GIVEN ENTRIES: Begin

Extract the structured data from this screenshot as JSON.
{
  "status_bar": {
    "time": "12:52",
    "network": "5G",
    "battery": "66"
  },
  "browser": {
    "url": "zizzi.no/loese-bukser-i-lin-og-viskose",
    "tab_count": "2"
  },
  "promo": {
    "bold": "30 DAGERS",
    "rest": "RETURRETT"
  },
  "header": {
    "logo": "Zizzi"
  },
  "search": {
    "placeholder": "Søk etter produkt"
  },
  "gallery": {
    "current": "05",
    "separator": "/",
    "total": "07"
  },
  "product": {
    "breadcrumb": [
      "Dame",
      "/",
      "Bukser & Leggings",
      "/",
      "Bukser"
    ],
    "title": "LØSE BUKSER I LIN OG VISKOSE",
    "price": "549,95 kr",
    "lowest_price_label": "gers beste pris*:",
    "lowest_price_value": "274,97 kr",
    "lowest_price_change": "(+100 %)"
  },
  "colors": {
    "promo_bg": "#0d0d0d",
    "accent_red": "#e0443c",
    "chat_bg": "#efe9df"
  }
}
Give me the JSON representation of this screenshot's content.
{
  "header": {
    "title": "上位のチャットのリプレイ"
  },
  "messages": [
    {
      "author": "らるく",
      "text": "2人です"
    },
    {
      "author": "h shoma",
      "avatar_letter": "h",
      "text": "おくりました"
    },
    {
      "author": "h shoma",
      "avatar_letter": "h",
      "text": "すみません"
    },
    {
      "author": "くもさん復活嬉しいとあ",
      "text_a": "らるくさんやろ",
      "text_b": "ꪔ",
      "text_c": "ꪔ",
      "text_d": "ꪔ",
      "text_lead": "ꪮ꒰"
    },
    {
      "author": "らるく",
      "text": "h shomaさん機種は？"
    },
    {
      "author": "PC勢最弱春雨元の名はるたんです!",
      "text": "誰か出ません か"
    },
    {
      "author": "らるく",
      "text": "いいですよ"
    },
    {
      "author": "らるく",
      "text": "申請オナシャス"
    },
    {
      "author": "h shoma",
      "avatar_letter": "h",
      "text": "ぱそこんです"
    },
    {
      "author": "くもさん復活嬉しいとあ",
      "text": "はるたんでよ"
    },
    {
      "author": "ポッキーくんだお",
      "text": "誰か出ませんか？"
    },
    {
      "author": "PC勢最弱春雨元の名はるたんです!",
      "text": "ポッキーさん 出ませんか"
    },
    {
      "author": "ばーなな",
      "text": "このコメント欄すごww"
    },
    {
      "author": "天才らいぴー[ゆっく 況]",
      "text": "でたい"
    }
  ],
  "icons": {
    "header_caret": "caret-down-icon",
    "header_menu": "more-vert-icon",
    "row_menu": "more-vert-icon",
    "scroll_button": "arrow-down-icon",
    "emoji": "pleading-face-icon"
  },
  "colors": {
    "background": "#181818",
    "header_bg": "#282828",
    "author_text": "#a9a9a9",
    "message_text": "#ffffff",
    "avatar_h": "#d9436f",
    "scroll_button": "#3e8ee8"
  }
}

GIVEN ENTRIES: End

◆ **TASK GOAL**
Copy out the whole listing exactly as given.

◆ **EXERCISE OUTPUT**
Extract the structured data from this screenshot as JSON.
{
  "status_bar": {
    "time": "12:52",
    "network": "5G",
    "battery": "66"
  },
  "browser": {
    "url": "zizzi.no/loese-bukser-i-lin-og-viskose",
    "tab_count": "2"
  },
  "promo": {
    "bold": "30 DAGERS",
    "rest": "RETURRETT"
  },
  "header": {
    "logo": "Zizzi"
  },
  "search": {
    "placeholder": "Søk etter produkt"
  },
  "gallery": {
    "current": "05",
    "separator": "/",
    "total": "07"
  },
  "product": {
    "breadcrumb": [
      "Dame",
      "/",
      "Bukser & Leggings",
      "/",
      "Bukser"
    ],
    "title": "LØSE BUKSER I LIN OG VISKOSE",
    "price": "549,95 kr",
    "lowest_price_label": "gers beste pris*:",
    "lowest_price_value": "274,97 kr",
    "lowest_price_change": "(+100 %)"
  },
  "colors": {
    "promo_bg": "#0d0d0d",
    "accent_red": "#e0443c",
    "chat_bg": "#efe9df"
  }
}
Give me the JSON representation of this screenshot's content.
{
  "header": {
    "title": "上位のチャットのリプレイ"
  },
  "messages": [
    {
      "author": "らるく",
      "text": "2人です"
    },
    {
      "author": "h shoma",
      "avatar_letter": "h",
      "text": "おくりました"
    },
    {
      "author": "h shoma",
      "avatar_letter": "h",
      "text": "すみません"
    },
    {
      "author": "くもさん復活嬉しいとあ",
      "text_a": "らるくさんやろ",
      "text_b": "ꪔ",
      "text_c": "ꪔ",
      "text_d": "ꪔ",
      "text_lead": "ꪮ꒰"
    },
    {
      "author": "らるく",
      "text": "h shomaさん機種は？"
    },
    {
      "author": "PC勢最弱春雨元の名はるたんです!",
      "text": "誰か出ません か"
    },
    {
      "author": "らるく",
      "text": "いいですよ"
    },
    {
      "author": "らるく",
      "text": "申請オナシャス"
    },
    {
      "author": "h shoma",
      "avatar_letter": "h",
      "text": "ぱそこんです"
    },
    {
      "author": "くもさん復活嬉しいとあ",
      "text": "はるたんでよ"
    },
    {
      "author": "ポッキーくんだお",
      "text": "誰か出ませんか？"
    },
    {
      "author": "PC勢最弱春雨元の名はるたんです!",
      "text": "ポッキーさん 出ませんか"
    },
    {
      "author": "ばーなな",
      "text": "このコメント欄すごww"
    },
    {
      "author": "天才らいぴー[ゆっく 況]",
      "text": "でたい"
    }
  ],
  "icons": {
    "header_caret": "caret-down-icon",
    "header_menu": "more-vert-icon",
    "row_menu": "more-vert-icon",
    "scroll_button": "arrow-down-icon",
    "emoji": "pleading-face-icon"
  },
  "colors": {
    "background": "#181818",
    "header_bg": "#282828",
    "author_text": "#a9a9a9",
    "message_text": "#ffffff",
    "avatar_h": "#d9436f",
    "scroll_button": "#3e8ee8"
  }
}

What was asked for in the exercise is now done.